Daylight

Earlier this week, the results of more than five years’ worth of research into the effect of light therapy on depression were published in the Archives of General Psychiatry. The research team, led by Ritsaert Lieverse, treated 89 patients over 60 who were suffering from a serious depression. Each morning for a period of three weeks, about half of them were exposed to one hour of ‘early morning bright blue’ light using a commercially available special lamp covered with a bright blue-permitting filter. The other half of the group, which served as a control group, was also given an hour of additional light using the same lamp covered in a dim red-permitting filter. Neither the patients nor the staff handing out the lamps were aware of the purpose of the lamps.

Placebo effect

The treatment resulted in a reduction of depressive symptoms in 43 percent of the patients involved. Surprisingly, the researchers also found a reduction of depressive symptoms in 36 percent of the patients in the control group, which they said could be explained by the placebo effect. So in other words a seven-percent net profit, which many people would not consider a remarkable result, but research leader Lieverse said was still ’significant’.
The research team says it is impossible to determine exactly why an extra dose of daylight should lead to a reduction of depressive symptoms. According to Dr Lieverse “It could have something to do with the stress hormone – light therapy helps bring the disrupted stress hormone system back to normal. There was also a clear improvement in the patients’ biorhythm.

It will be quite some time before light therapy finds its way into the regular treatment circuit for elderly depressive patients - or gets covered by health insurance companies. Dr Lieverse warns seriously depressed elderly people against experimenting with light therapy at home. “There is a number of counter-indications, both physical and psychiatric. Light therapy should take place under the guidance of a psychiatrist”. As examples of possible side-effects, the doctor cited eye damage and an increase in suicidal thoughts.

3 comments:

Claude said...

For heaven's sakes, I have known that for years. At the end of my nursing career, I worked with older people. In winter time, when the sun would disappear, we would light all the rooms early in the days, and the mood would improve. Not just with the residents, also with the staff.

You don't need a special blue light, and a doctor around. Now that I'm retired, I keep lights on in every room in winter time. Much better, for the spirit, than half-obscurity. I still get depressed at the sight of snow but only because I can't ski and skate anymore. No blue light can give this back to me.

All the best, Hans:))

Anonymous said...
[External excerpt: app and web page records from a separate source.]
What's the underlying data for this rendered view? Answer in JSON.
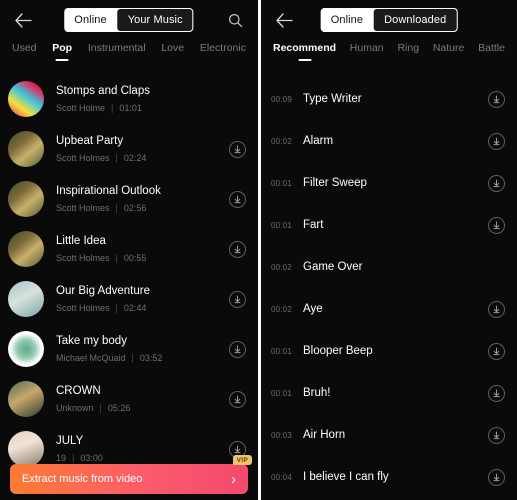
{
  "left_panel": {
    "back_icon": "back-arrow-icon",
    "search_icon": "search-icon",
    "segmented": {
      "online": "Online",
      "selected": "Your Music"
    },
    "categories": [
      "Used",
      "Pop",
      "Instrumental",
      "Love",
      "Electronic"
    ],
    "active_category": "Pop",
    "songs": [
      {
        "title": "Stomps and Claps",
        "artist": "Scott Holme",
        "duration": "01:01",
        "has_download": false,
        "art": "art-rainbow"
      },
      {
        "title": "Upbeat Party",
        "artist": "Scott Holmes",
        "duration": "02:24",
        "has_download": true,
        "art": "art-forest"
      },
      {
        "title": "Inspirational Outlook",
        "artist": "Scott Holmes",
        "duration": "02:56",
        "has_download": true,
        "art": "art-forest"
      },
      {
        "title": "Little Idea",
        "artist": "Scott Holmes",
        "duration": "00:55",
        "has_download": true,
        "art": "art-forest"
      },
      {
        "title": "Our Big Adventure",
        "artist": "Scott Holmes",
        "duration": "02:44",
        "has_download": true,
        "art": "art-map"
      },
      {
        "title": "Take my body",
        "artist": "Michael McQuaid",
        "duration": "03:52",
        "has_download": true,
        "art": "art-plate"
      },
      {
        "title": "CROWN",
        "artist": "Unknown",
        "duration": "05:26",
        "has_download": true,
        "art": "art-room"
      },
      {
        "title": "JULY",
        "artist": "19",
        "duration": "03:00",
        "has_download": true,
        "art": "art-tree"
      }
    ],
    "banner": {
      "text": "Extract music from video",
      "badge": "VIP",
      "chevron": "chevron-right-icon"
    }
  },
  "right_panel": {
    "back_icon": "back-arrow-icon",
    "segmented": {
      "online": "Online",
      "selected": "Downloaded"
    },
    "categories": [
      "Recommend",
      "Human",
      "Ring",
      "Nature",
      "Battle"
    ],
    "active_category": "Recommend",
    "sounds": [
      {
        "duration": "00:09",
        "name": "Type Writer",
        "has_download": true
      },
      {
        "duration": "00:02",
        "name": "Alarm",
        "has_download": true
      },
      {
        "duration": "00:01",
        "name": "Filter Sweep",
        "has_download": true
      },
      {
        "duration": "00:01",
        "name": "Fart",
        "has_download": true
      },
      {
        "duration": "00:02",
        "name": "Game Over",
        "has_download": false
      },
      {
        "duration": "00:02",
        "name": "Aye",
        "has_download": true
      },
      {
        "duration": "00:01",
        "name": "Blooper Beep",
        "has_download": true
      },
      {
        "duration": "00:01",
        "name": "Bruh!",
        "has_download": true
      },
      {
        "duration": "00:03",
        "name": "Air Horn",
        "has_download": true
      },
      {
        "duration": "00:04",
        "name": "I believe I can fly",
        "has_download": true
      }
    ]
  },
  "colors": {
    "background": "#0a0a0a",
    "text_primary": "#ffffff",
    "text_secondary": "#6e6e6e",
    "banner_start": "#fb7b34",
    "banner_end": "#f4496f",
    "vip_badge": "#f0c36d"
  }
}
Claude sent me here because I happened to post a related item on my own blog today. I think the full spectrum bulbs work better, although not on the basis of any controlled trial.
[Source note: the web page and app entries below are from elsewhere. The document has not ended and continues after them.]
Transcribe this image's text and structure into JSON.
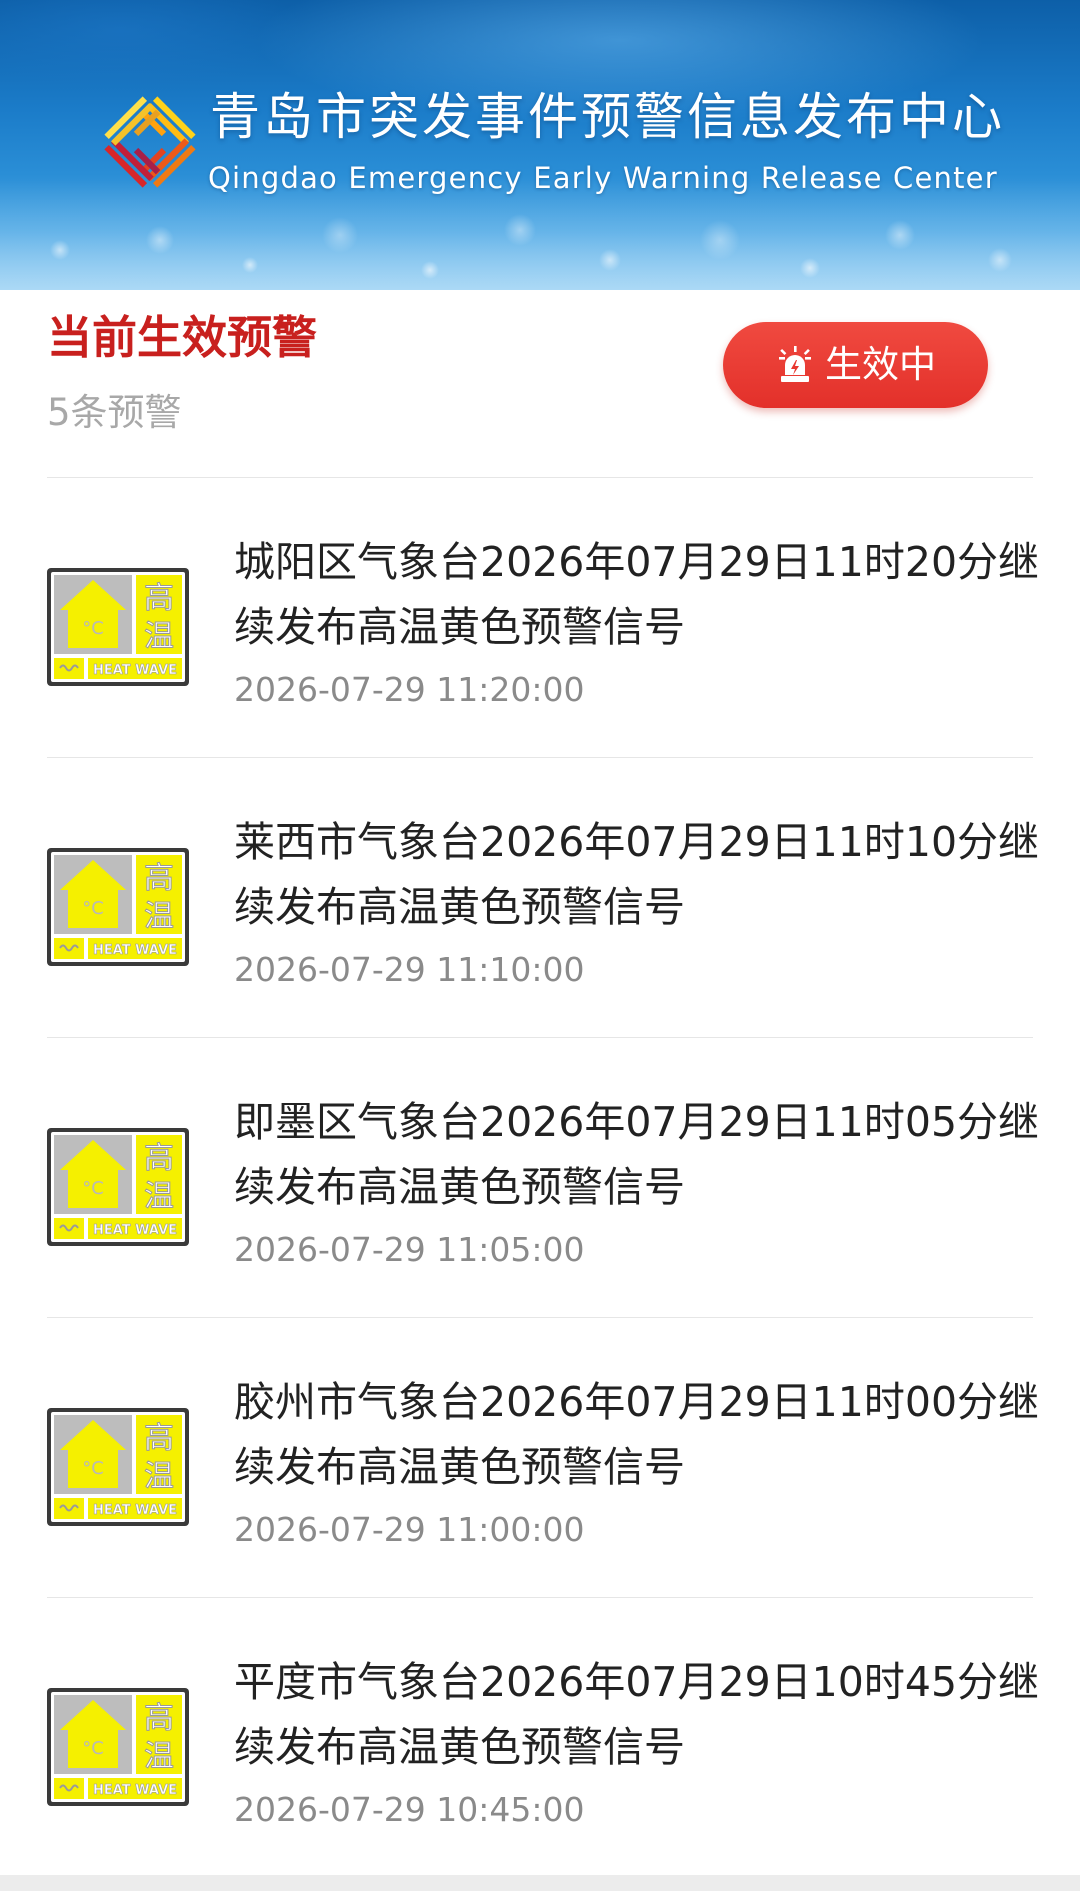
{
  "banner": {
    "title": "青岛市突发事件预警信息发布中心",
    "subtitle": "Qingdao Emergency Early Warning Release Center",
    "logo_icon": "qingdao-emergency-logo"
  },
  "section": {
    "title": "当前生效预警",
    "count": "5条预警",
    "status_label": "生效中",
    "status_icon": "alarm-light-icon",
    "accent_color": "#c8201e",
    "pill_color": "#e8362e"
  },
  "warning_icon": {
    "name": "heat-wave-yellow-warning-icon",
    "cn_text_top": "高",
    "cn_text_bottom": "温",
    "en_text": "HEAT WAVE",
    "symbol": "°C",
    "color": "#f5f000"
  },
  "warnings": [
    {
      "title": "城阳区气象台2026年07月29日11时20分继续发布高温黄色预警信号",
      "time": "2026-07-29 11:20:00"
    },
    {
      "title": "莱西市气象台2026年07月29日11时10分继续发布高温黄色预警信号",
      "time": "2026-07-29 11:10:00"
    },
    {
      "title": "即墨区气象台2026年07月29日11时05分继续发布高温黄色预警信号",
      "time": "2026-07-29 11:05:00"
    },
    {
      "title": "胶州市气象台2026年07月29日11时00分继续发布高温黄色预警信号",
      "time": "2026-07-29 11:00:00"
    },
    {
      "title": "平度市气象台2026年07月29日10时45分继续发布高温黄色预警信号",
      "time": "2026-07-29 10:45:00"
    }
  ]
}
Internation Musing said...

@claude...so scientists get paid..)))
@h. will have a look..)